▶ [MATERIAL PROVIDED]:
Content starts

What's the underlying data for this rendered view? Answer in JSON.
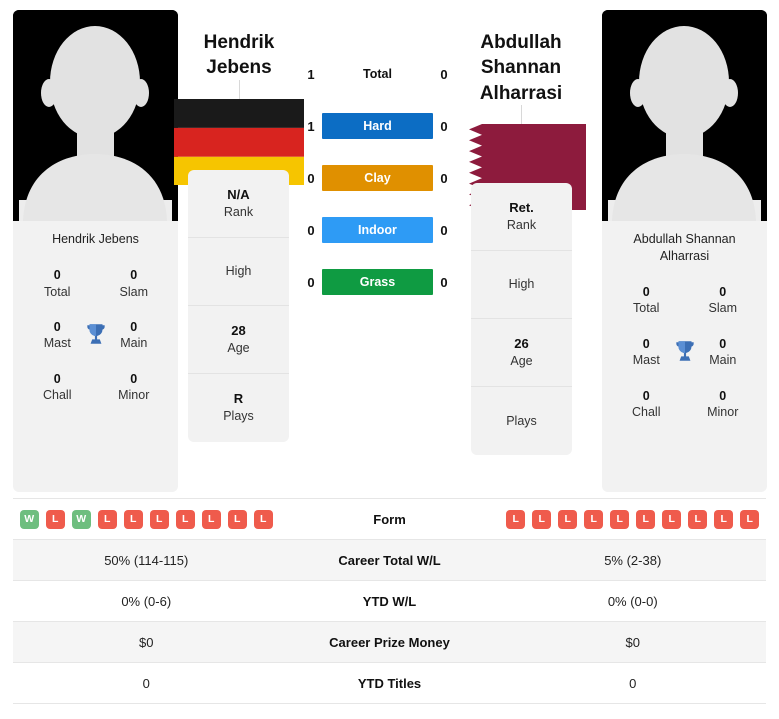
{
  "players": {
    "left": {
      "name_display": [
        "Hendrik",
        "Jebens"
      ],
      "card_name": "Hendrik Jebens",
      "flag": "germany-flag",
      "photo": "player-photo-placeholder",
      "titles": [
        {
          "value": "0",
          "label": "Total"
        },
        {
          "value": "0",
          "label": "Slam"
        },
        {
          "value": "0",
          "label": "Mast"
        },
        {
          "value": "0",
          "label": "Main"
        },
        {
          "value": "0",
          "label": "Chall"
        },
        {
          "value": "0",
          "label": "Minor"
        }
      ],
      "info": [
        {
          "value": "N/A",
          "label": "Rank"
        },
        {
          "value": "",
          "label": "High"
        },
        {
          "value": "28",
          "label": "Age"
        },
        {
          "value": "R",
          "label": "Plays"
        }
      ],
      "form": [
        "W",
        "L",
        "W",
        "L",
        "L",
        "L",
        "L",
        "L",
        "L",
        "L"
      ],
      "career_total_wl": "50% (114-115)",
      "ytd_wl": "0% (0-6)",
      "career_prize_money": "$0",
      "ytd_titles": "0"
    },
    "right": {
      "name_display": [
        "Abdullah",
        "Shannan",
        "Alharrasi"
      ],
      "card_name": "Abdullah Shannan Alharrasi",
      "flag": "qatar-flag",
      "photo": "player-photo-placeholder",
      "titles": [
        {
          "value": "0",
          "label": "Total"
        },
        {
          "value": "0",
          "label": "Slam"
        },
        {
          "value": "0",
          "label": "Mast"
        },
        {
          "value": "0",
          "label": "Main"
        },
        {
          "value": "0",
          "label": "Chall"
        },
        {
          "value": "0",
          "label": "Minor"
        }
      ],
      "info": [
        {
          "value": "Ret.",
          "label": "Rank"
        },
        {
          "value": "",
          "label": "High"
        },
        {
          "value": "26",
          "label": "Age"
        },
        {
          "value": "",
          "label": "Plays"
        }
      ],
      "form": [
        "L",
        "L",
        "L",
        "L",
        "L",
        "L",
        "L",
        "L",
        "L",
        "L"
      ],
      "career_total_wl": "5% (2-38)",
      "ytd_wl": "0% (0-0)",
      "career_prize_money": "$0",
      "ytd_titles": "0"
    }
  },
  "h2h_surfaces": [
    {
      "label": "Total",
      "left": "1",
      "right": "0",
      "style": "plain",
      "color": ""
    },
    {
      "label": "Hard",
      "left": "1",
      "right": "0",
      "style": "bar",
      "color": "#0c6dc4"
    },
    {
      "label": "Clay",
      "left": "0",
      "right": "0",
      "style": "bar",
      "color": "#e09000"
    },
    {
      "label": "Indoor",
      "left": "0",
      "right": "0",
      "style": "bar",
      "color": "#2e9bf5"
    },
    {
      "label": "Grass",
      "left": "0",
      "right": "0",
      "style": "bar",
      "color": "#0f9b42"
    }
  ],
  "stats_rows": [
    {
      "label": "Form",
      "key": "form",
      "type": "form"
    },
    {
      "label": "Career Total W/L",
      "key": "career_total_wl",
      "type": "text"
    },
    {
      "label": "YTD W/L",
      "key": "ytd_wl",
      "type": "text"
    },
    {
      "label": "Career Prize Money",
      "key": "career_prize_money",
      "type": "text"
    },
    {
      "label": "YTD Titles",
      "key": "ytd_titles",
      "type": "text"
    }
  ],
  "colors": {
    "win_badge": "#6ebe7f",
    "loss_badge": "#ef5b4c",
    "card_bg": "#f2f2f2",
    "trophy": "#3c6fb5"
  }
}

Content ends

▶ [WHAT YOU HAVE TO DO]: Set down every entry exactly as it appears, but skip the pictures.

▶ [FINISHED TASK]:
What's the underlying data for this rendered view? Answer in JSON.
{
  "players": {
    "left": {
      "name_display": [
        "Hendrik",
        "Jebens"
      ],
      "card_name": "Hendrik Jebens",
      "flag": "germany-flag",
      "photo": "player-photo-placeholder",
      "titles": [
        {
          "value": "0",
          "label": "Total"
        },
        {
          "value": "0",
          "label": "Slam"
        },
        {
          "value": "0",
          "label": "Mast"
        },
        {
          "value": "0",
          "label": "Main"
        },
        {
          "value": "0",
          "label": "Chall"
        },
        {
          "value": "0",
          "label": "Minor"
        }
      ],
      "info": [
        {
          "value": "N/A",
          "label": "Rank"
        },
        {
          "value": "",
          "label": "High"
        },
        {
          "value": "28",
          "label": "Age"
        },
        {
          "value": "R",
          "label": "Plays"
        }
      ],
      "form": [
        "W",
        "L",
        "W",
        "L",
        "L",
        "L",
        "L",
        "L",
        "L",
        "L"
      ],
      "career_total_wl": "50% (114-115)",
      "ytd_wl": "0% (0-6)",
      "career_prize_money": "$0",
      "ytd_titles": "0"
    },
    "right": {
      "name_display": [
        "Abdullah",
        "Shannan",
        "Alharrasi"
      ],
      "card_name": "Abdullah Shannan Alharrasi",
      "flag": "qatar-flag",
      "photo": "player-photo-placeholder",
      "titles": [
        {
          "value": "0",
          "label": "Total"
        },
        {
          "value": "0",
          "label": "Slam"
        },
        {
          "value": "0",
          "label": "Mast"
        },
        {
          "value": "0",
          "label": "Main"
        },
        {
          "value": "0",
          "label": "Chall"
        },
        {
          "value": "0",
          "label": "Minor"
        }
      ],
      "info": [
        {
          "value": "Ret.",
          "label": "Rank"
        },
        {
          "value": "",
          "label": "High"
        },
        {
          "value": "26",
          "label": "Age"
        },
        {
          "value": "",
          "label": "Plays"
        }
      ],
      "form": [
        "L",
        "L",
        "L",
        "L",
        "L",
        "L",
        "L",
        "L",
        "L",
        "L"
      ],
      "career_total_wl": "5% (2-38)",
      "ytd_wl": "0% (0-0)",
      "career_prize_money": "$0",
      "ytd_titles": "0"
    }
  },
  "h2h_surfaces": [
    {
      "label": "Total",
      "left": "1",
      "right": "0",
      "style": "plain",
      "color": ""
    },
    {
      "label": "Hard",
      "left": "1",
      "right": "0",
      "style": "bar",
      "color": "#0c6dc4"
    },
    {
      "label": "Clay",
      "left": "0",
      "right": "0",
      "style": "bar",
      "color": "#e09000"
    },
    {
      "label": "Indoor",
      "left": "0",
      "right": "0",
      "style": "bar",
      "color": "#2e9bf5"
    },
    {
      "label": "Grass",
      "left": "0",
      "right": "0",
      "style": "bar",
      "color": "#0f9b42"
    }
  ],
  "stats_rows": [
    {
      "label": "Form",
      "key": "form",
      "type": "form"
    },
    {
      "label": "Career Total W/L",
      "key": "career_total_wl",
      "type": "text"
    },
    {
      "label": "YTD W/L",
      "key": "ytd_wl",
      "type": "text"
    },
    {
      "label": "Career Prize Money",
      "key": "career_prize_money",
      "type": "text"
    },
    {
      "label": "YTD Titles",
      "key": "ytd_titles",
      "type": "text"
    }
  ],
  "colors": {
    "win_badge": "#6ebe7f",
    "loss_badge": "#ef5b4c",
    "card_bg": "#f2f2f2",
    "trophy": "#3c6fb5"
  }
}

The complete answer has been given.